Astrid Andersen's hyperthyroid menswear comes with constants. There will always be jerseys. There will always be fur. There will always be hip-hop blasting on the soundtrack. But for Fall, you had only to look at the logo on your seat—Andersen's usual basketball-cum-rune, only now half melted and smeared—to see something different. That melted, moiré effect turned into a jacquard that ran through the show. It looked, in the abstract, like the marbled endpapers of a hand-printed book, circa a century or two back.

Or so you thought. Andersen arched an eyebrow at the suggestion. No, she said, the collection this season was inspired by Only God Forgives, the gritty, neo-noir gangster film by fellow Dane Nicolas Winding Refn. "It's the juxtaposition of the movie—brutal but so sensitive," the designer said after the show. "I wanted the colors and the fabrics to feel quite sensitive—you have that feminine feel, but I wanted the guys to be more aggressive."

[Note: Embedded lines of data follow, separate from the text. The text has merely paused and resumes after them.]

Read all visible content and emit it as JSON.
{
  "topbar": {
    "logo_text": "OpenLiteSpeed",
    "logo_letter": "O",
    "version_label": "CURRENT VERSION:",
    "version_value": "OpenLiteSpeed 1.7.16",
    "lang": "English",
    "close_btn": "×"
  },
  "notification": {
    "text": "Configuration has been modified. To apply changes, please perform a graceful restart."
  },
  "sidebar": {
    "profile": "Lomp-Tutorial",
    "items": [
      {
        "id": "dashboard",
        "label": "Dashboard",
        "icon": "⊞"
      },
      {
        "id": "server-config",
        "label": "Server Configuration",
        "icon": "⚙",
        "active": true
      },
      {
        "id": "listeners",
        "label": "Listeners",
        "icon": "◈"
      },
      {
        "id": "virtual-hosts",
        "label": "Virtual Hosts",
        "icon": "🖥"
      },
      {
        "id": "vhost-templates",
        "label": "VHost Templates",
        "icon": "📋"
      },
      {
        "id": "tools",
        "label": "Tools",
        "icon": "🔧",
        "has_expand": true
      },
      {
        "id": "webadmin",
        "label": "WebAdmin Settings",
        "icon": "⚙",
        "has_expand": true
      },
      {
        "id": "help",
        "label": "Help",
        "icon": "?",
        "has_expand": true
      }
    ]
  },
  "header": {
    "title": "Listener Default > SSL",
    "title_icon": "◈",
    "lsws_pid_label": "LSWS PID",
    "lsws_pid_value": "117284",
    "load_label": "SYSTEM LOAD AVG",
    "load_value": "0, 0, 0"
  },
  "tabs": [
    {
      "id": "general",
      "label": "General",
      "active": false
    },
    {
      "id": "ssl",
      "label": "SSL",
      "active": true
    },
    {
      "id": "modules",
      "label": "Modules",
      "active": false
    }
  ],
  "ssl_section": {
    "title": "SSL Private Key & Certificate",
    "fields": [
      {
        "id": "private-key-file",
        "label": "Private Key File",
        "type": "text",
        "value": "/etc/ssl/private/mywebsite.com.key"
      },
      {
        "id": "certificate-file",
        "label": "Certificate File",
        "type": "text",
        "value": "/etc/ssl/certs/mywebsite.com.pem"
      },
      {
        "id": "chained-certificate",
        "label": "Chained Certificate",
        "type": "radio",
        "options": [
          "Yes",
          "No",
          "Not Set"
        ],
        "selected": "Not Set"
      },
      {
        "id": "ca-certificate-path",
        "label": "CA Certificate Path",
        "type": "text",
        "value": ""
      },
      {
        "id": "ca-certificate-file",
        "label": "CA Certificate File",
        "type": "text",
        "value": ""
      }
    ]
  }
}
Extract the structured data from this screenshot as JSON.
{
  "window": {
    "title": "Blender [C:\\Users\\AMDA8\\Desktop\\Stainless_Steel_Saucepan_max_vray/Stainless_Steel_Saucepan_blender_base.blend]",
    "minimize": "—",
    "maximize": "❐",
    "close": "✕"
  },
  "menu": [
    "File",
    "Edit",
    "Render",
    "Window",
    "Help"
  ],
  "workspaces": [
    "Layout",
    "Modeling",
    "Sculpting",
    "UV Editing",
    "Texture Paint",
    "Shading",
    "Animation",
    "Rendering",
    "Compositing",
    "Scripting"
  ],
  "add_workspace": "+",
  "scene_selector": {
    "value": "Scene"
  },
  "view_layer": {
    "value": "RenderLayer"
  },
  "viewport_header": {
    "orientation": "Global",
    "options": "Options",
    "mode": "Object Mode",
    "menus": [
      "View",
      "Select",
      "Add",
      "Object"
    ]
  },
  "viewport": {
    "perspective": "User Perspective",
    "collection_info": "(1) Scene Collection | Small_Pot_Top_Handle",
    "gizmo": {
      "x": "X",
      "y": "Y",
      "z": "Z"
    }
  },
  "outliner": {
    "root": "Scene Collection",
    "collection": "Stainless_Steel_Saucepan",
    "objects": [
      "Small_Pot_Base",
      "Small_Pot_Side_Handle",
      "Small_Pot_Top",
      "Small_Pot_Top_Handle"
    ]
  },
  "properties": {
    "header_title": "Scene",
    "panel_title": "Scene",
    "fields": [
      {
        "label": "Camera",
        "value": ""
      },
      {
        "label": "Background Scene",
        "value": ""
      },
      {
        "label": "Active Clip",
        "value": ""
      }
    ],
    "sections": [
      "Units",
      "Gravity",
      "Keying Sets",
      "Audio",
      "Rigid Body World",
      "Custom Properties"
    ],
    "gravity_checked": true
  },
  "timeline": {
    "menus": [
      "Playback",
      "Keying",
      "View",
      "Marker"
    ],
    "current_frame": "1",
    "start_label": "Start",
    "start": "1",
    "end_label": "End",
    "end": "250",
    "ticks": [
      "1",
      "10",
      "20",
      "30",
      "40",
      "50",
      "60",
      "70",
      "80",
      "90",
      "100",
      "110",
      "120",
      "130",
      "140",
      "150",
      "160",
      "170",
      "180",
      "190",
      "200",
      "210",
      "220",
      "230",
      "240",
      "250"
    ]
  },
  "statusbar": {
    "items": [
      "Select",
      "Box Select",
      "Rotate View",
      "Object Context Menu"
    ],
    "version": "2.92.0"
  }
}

Feminine was the shine, the hair (long, stick-straight, center-parted). Luxurious were the swirling golds, turquoises, and icy blues, even as they were accented by sweats with snap-over shorts, inspired by nineties Adidas gear. This new softer luxe eked Andersen forward, but even as the codes, like the logo, got scrambled, many of the same strictures remained. There's a sense with Andersen that she's doing her version of "street," but it can tend toward the literal. A full-length fur splashed with her name was music-video ready, which brought you full circle from Danish gangster to gangster rap, the most frequently dropped reference where the designer is concerned. What was interesting was that she wasn't ready to cede the point. "It does have references to American hip-hop culture," she admitted. "That's where my fascination lies. But I don't think it's gangster. For me, it's just a confidence thing. Whenever someone is that confident and wearing a long fur coat, he becomes gangster."